From the entries that follow, gather each line holding the word "Ctrl".

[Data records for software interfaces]
───

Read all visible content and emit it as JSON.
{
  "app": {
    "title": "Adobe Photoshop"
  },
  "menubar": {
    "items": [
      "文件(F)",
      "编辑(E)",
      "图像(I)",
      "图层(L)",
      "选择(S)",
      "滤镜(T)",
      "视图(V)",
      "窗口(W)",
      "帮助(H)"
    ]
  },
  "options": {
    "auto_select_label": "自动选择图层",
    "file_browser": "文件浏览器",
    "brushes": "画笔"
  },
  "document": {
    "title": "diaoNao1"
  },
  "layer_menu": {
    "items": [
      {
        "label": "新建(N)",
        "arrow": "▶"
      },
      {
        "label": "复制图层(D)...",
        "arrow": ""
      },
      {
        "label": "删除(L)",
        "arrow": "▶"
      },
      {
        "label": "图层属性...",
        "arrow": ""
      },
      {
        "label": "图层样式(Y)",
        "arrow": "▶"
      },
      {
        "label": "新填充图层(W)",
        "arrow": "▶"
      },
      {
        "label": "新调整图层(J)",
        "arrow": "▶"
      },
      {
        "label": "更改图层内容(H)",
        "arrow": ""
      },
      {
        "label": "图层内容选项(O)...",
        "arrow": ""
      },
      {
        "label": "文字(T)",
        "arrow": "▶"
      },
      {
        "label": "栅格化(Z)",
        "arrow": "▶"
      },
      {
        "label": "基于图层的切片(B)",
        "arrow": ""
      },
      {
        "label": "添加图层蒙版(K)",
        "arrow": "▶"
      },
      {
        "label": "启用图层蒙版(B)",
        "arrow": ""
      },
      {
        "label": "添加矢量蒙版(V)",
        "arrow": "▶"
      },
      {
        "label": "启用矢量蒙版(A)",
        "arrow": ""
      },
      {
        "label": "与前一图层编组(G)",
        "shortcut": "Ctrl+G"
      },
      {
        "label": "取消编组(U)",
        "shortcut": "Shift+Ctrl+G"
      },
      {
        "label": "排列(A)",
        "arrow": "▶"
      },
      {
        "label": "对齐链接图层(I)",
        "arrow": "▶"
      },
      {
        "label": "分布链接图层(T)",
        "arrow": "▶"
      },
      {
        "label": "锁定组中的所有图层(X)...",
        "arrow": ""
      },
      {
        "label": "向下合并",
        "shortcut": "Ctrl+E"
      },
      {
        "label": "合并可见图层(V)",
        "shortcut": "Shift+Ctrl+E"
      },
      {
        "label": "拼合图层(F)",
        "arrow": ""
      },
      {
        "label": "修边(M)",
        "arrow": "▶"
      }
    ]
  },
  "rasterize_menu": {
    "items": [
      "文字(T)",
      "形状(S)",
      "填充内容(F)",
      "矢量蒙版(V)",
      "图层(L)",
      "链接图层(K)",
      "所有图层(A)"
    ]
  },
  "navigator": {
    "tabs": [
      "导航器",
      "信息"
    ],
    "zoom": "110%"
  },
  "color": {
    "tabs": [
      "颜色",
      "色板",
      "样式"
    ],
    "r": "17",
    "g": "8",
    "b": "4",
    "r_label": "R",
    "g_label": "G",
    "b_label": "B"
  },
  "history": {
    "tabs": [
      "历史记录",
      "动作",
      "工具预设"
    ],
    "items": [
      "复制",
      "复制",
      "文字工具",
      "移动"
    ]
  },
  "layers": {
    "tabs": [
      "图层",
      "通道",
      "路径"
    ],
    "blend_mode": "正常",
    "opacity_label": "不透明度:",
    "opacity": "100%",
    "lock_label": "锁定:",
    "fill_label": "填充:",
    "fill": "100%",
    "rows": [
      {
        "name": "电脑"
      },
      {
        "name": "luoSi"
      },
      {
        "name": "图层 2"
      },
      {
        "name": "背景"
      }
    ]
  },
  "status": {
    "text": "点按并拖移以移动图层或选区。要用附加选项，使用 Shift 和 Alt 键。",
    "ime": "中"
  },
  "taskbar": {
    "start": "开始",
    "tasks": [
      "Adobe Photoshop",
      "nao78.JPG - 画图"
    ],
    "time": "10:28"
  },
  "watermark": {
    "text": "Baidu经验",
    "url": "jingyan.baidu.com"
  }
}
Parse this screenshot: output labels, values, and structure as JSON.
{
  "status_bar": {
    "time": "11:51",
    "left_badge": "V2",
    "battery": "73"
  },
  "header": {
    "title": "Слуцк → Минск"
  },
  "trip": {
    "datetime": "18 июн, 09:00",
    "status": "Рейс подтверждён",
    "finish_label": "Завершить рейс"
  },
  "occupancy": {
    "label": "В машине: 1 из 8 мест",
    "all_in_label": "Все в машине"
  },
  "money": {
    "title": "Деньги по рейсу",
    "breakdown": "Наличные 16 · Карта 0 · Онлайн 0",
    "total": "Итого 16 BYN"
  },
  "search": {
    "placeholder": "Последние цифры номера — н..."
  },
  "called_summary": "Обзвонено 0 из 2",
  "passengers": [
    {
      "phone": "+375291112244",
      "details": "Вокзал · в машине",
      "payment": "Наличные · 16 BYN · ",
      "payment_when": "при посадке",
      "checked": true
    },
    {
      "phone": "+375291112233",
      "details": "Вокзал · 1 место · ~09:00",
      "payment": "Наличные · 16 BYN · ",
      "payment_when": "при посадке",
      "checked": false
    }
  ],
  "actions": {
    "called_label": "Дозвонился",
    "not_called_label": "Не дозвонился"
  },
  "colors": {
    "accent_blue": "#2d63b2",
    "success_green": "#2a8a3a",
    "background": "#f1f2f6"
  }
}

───

### Response
        "shortcut": "Ctrl+G"
        "shortcut": "Shift+Ctrl+G"
        "shortcut": "Ctrl+E"
        "shortcut": "Shift+Ctrl+E"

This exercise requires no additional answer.